===== PROVIDED INFORMATION =====

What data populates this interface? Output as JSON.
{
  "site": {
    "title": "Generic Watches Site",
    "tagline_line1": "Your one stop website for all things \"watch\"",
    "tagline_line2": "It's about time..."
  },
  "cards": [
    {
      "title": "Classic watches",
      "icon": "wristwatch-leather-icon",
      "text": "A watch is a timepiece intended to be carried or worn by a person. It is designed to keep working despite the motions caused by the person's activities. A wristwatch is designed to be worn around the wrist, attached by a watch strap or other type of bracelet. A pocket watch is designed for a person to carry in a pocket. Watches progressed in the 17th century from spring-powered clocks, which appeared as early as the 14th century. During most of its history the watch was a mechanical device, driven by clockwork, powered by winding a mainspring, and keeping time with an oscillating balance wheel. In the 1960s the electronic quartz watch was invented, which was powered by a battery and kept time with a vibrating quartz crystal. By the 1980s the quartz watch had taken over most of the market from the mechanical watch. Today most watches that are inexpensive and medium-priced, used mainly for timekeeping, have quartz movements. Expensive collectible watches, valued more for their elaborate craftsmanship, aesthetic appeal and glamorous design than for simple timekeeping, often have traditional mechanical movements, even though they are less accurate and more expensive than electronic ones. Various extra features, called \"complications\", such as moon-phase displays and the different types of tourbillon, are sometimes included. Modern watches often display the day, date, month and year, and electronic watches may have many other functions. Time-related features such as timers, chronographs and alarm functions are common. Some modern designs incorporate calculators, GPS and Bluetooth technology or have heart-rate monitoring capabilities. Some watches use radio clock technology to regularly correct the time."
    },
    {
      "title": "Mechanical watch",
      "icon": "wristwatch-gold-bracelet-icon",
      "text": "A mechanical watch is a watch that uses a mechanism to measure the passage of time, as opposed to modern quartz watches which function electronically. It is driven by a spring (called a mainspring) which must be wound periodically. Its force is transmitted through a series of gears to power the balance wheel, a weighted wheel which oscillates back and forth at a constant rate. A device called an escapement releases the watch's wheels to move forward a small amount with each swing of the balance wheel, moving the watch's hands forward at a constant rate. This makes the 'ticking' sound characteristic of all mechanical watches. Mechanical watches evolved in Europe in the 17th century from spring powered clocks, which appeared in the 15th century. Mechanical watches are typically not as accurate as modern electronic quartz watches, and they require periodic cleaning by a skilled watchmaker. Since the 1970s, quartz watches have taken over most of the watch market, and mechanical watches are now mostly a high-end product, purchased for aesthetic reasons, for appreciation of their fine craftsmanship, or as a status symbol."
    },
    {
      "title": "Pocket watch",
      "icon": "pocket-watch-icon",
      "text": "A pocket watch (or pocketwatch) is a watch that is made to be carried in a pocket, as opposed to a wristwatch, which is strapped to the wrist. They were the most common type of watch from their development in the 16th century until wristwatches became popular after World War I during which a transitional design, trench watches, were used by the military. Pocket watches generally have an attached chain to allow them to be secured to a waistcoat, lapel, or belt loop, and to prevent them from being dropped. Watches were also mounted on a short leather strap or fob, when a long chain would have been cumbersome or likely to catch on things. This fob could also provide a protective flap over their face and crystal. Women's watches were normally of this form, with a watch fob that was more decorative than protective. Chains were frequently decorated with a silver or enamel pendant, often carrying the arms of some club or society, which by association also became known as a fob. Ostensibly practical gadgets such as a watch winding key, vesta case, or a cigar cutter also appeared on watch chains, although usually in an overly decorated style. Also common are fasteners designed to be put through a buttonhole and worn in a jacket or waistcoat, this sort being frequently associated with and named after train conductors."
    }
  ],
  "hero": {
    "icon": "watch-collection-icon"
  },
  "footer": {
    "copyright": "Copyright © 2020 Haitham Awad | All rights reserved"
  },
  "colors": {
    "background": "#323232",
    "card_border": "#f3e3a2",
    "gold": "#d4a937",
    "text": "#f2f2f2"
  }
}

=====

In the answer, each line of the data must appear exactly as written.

*EXERCISE RESULT*
What data populates this interface? Output as JSON.
{
  "site": {
    "title": "Generic Watches Site",
    "tagline_line1": "Your one stop website for all things \"watch\"",
    "tagline_line2": "It's about time..."
  },
  "cards": [
    {
      "title": "Classic watches",
      "icon": "wristwatch-leather-icon",
      "text": "A watch is a timepiece intended to be carried or worn by a person. It is designed to keep working despite the motions caused by the person's activities. A wristwatch is designed to be worn around the wrist, attached by a watch strap or other type of bracelet. A pocket watch is designed for a person to carry in a pocket. Watches progressed in the 17th century from spring-powered clocks, which appeared as early as the 14th century. During most of its history the watch was a mechanical device, driven by clockwork, powered by winding a mainspring, and keeping time with an oscillating balance wheel. In the 1960s the electronic quartz watch was invented, which was powered by a battery and kept time with a vibrating quartz crystal. By the 1980s the quartz watch had taken over most of the market from the mechanical watch. Today most watches that are inexpensive and medium-priced, used mainly for timekeeping, have quartz movements. Expensive collectible watches, valued more for their elaborate craftsmanship, aesthetic appeal and glamorous design than for simple timekeeping, often have traditional mechanical movements, even though they are less accurate and more expensive than electronic ones. Various extra features, called \"complications\", such as moon-phase displays and the different types of tourbillon, are sometimes included. Modern watches often display the day, date, month and year, and electronic watches may have many other functions. Time-related features such as timers, chronographs and alarm functions are common. Some modern designs incorporate calculators, GPS and Bluetooth technology or have heart-rate monitoring capabilities. Some watches use radio clock technology to regularly correct the time."
    },
    {
      "title": "Mechanical watch",
      "icon": "wristwatch-gold-bracelet-icon",
      "text": "A mechanical watch is a watch that uses a mechanism to measure the passage of time, as opposed to modern quartz watches which function electronically. It is driven by a spring (called a mainspring) which must be wound periodically. Its force is transmitted through a series of gears to power the balance wheel, a weighted wheel which oscillates back and forth at a constant rate. A device called an escapement releases the watch's wheels to move forward a small amount with each swing of the balance wheel, moving the watch's hands forward at a constant rate. This makes the 'ticking' sound characteristic of all mechanical watches. Mechanical watches evolved in Europe in the 17th century from spring powered clocks, which appeared in the 15th century. Mechanical watches are typically not as accurate as modern electronic quartz watches, and they require periodic cleaning by a skilled watchmaker. Since the 1970s, quartz watches have taken over most of the watch market, and mechanical watches are now mostly a high-end product, purchased for aesthetic reasons, for appreciation of their fine craftsmanship, or as a status symbol."
    },
    {
      "title": "Pocket watch",
      "icon": "pocket-watch-icon",
      "text": "A pocket watch (or pocketwatch) is a watch that is made to be carried in a pocket, as opposed to a wristwatch, which is strapped to the wrist. They were the most common type of watch from their development in the 16th century until wristwatches became popular after World War I during which a transitional design, trench watches, were used by the military. Pocket watches generally have an attached chain to allow them to be secured to a waistcoat, lapel, or belt loop, and to prevent them from being dropped. Watches were also mounted on a short leather strap or fob, when a long chain would have been cumbersome or likely to catch on things. This fob could also provide a protective flap over their face and crystal. Women's watches were normally of this form, with a watch fob that was more decorative than protective. Chains were frequently decorated with a silver or enamel pendant, often carrying the arms of some club or society, which by association also became known as a fob. Ostensibly practical gadgets such as a watch winding key, vesta case, or a cigar cutter also appeared on watch chains, although usually in an overly decorated style. Also common are fasteners designed to be put through a buttonhole and worn in a jacket or waistcoat, this sort being frequently associated with and named after train conductors."
    }
  ],
  "hero": {
    "icon": "watch-collection-icon"
  },
  "footer": {
    "copyright": "Copyright © 2020 Haitham Awad | All rights reserved"
  },
  "colors": {
    "background": "#323232",
    "card_border": "#f3e3a2",
    "gold": "#d4a937",
    "text": "#f2f2f2"
  }
}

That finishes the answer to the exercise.